I recently came across this article in Science by Alessandro Vespignani from Indiana University: Predicting the Behavior of Techno-Social Systems. Vespignani provides an interesting discussion of the multi-scale nature of networks, and how the types of behavior that occur at varying scales can differ widely in a given condition yet the system in its entirety is dependent on the interaction of behavior at all levels. He also talks about what this means in terms of using computational modeling to predict network behavior, both in a steady state, and in times of social disruptions (such as pandemics or major natural disasters).
The figure below shows a simulated pandemic originating in Hanoi, Vietnam.
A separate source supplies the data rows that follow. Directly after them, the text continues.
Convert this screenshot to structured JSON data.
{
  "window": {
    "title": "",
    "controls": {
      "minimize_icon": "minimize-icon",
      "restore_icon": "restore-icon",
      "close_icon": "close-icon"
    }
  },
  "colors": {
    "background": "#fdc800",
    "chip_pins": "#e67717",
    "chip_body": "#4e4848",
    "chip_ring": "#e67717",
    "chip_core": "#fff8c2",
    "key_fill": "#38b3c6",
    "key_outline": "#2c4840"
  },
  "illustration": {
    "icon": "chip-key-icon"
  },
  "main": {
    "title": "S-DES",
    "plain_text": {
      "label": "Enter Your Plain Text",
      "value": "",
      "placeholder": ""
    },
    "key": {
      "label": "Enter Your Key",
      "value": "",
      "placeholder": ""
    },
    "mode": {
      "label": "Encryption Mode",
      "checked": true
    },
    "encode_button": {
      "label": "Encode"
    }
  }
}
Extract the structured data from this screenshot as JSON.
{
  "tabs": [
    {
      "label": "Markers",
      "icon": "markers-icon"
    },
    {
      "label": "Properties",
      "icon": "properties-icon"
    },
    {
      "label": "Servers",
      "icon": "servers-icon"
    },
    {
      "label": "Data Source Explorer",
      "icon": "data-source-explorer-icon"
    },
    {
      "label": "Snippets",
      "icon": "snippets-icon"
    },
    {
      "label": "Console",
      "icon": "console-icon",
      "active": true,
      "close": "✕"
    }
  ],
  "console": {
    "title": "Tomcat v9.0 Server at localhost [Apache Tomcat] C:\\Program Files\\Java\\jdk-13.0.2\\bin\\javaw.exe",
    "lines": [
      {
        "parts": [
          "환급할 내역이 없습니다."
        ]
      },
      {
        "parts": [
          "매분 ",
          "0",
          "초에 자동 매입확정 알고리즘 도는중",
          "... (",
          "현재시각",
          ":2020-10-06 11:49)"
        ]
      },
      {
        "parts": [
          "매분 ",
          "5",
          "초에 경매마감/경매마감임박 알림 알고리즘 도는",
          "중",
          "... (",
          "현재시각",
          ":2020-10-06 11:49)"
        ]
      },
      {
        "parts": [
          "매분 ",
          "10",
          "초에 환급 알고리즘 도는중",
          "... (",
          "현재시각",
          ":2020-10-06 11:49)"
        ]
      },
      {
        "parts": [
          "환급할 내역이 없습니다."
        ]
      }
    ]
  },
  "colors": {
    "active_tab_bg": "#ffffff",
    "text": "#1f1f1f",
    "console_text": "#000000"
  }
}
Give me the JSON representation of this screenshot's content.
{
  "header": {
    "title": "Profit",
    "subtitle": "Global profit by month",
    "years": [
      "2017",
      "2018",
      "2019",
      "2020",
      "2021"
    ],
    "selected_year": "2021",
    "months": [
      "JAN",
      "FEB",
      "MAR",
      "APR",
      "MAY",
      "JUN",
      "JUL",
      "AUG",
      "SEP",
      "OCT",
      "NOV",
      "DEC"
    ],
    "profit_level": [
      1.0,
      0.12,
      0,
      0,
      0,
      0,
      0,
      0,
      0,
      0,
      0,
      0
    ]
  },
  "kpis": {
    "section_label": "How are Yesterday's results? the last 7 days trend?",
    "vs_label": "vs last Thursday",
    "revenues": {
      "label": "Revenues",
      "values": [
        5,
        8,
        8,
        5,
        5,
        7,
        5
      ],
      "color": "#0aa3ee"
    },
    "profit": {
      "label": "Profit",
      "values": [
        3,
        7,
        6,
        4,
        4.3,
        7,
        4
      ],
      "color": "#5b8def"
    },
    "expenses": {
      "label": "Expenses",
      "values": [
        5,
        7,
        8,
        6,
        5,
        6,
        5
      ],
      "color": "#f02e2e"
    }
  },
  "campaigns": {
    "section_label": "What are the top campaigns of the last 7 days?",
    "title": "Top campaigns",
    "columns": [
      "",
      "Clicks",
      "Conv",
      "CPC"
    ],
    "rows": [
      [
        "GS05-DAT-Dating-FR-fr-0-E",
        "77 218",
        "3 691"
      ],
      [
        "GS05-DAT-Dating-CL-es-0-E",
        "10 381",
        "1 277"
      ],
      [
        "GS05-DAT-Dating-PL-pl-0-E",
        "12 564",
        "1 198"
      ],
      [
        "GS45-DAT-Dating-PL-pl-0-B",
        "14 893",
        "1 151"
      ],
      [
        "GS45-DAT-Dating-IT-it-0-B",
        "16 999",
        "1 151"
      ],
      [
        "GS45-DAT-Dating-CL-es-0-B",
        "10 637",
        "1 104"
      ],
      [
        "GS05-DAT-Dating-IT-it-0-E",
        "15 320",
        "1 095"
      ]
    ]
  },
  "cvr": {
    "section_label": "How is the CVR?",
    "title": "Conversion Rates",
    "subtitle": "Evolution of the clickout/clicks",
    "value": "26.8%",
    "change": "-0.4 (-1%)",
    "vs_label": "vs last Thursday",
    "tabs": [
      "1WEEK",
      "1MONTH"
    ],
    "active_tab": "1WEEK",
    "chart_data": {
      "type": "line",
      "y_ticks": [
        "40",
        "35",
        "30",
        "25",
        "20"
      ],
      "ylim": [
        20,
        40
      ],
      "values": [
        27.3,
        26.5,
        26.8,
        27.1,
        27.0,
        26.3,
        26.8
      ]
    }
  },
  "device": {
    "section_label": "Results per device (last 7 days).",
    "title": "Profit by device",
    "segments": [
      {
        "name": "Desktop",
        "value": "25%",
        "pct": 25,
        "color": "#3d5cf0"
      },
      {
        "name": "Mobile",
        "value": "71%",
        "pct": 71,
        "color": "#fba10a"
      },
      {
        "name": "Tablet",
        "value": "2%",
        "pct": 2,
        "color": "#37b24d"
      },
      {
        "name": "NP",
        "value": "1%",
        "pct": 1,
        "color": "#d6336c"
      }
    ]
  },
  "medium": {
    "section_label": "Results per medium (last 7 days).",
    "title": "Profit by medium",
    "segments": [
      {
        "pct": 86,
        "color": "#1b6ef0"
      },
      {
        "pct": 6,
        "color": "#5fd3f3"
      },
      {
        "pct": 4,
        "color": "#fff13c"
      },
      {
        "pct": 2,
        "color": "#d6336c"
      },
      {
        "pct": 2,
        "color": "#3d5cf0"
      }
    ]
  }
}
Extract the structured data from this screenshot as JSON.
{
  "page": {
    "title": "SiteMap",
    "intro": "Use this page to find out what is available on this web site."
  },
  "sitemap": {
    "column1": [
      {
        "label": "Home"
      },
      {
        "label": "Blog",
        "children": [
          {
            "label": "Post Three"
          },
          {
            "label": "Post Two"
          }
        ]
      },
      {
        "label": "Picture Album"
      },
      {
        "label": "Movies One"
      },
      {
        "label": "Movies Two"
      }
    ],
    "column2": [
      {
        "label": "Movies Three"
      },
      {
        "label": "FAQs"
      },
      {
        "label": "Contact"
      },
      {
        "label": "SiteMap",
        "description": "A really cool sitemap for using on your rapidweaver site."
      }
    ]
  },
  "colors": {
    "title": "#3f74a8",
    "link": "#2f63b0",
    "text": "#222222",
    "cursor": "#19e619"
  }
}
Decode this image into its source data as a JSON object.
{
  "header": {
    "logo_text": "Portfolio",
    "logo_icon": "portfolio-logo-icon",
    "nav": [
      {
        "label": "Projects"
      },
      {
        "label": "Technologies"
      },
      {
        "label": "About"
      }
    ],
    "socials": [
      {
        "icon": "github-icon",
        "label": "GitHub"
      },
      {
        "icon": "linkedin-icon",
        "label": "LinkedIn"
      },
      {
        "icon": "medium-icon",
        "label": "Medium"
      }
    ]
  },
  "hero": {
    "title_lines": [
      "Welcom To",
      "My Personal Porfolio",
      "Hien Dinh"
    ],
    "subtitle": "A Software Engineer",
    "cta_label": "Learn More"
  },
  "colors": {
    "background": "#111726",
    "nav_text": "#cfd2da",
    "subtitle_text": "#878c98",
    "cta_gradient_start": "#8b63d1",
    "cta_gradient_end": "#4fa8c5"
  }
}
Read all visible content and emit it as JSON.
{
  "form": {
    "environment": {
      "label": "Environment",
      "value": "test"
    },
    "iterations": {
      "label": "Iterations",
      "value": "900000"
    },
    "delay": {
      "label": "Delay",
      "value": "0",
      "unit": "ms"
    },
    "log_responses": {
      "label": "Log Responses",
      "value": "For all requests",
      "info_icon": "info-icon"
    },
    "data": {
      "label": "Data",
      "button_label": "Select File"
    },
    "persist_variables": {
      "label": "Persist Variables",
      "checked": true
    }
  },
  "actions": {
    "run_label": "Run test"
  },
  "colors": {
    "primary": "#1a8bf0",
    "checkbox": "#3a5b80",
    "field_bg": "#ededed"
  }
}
Fig. 2 Epidemic invasion tree obtained from the simulations of a pandemic originating in Hanoi, Vietnam. The nodes identify 3200 populations worldwide, and the directed links indicate the path along which the epidemic has moved from one population to the other. The color map from dark red to dark blue is according to the time ordering of the epidemic invasion. Simulations obtained with the worldwide epidemic and mobility model from (38).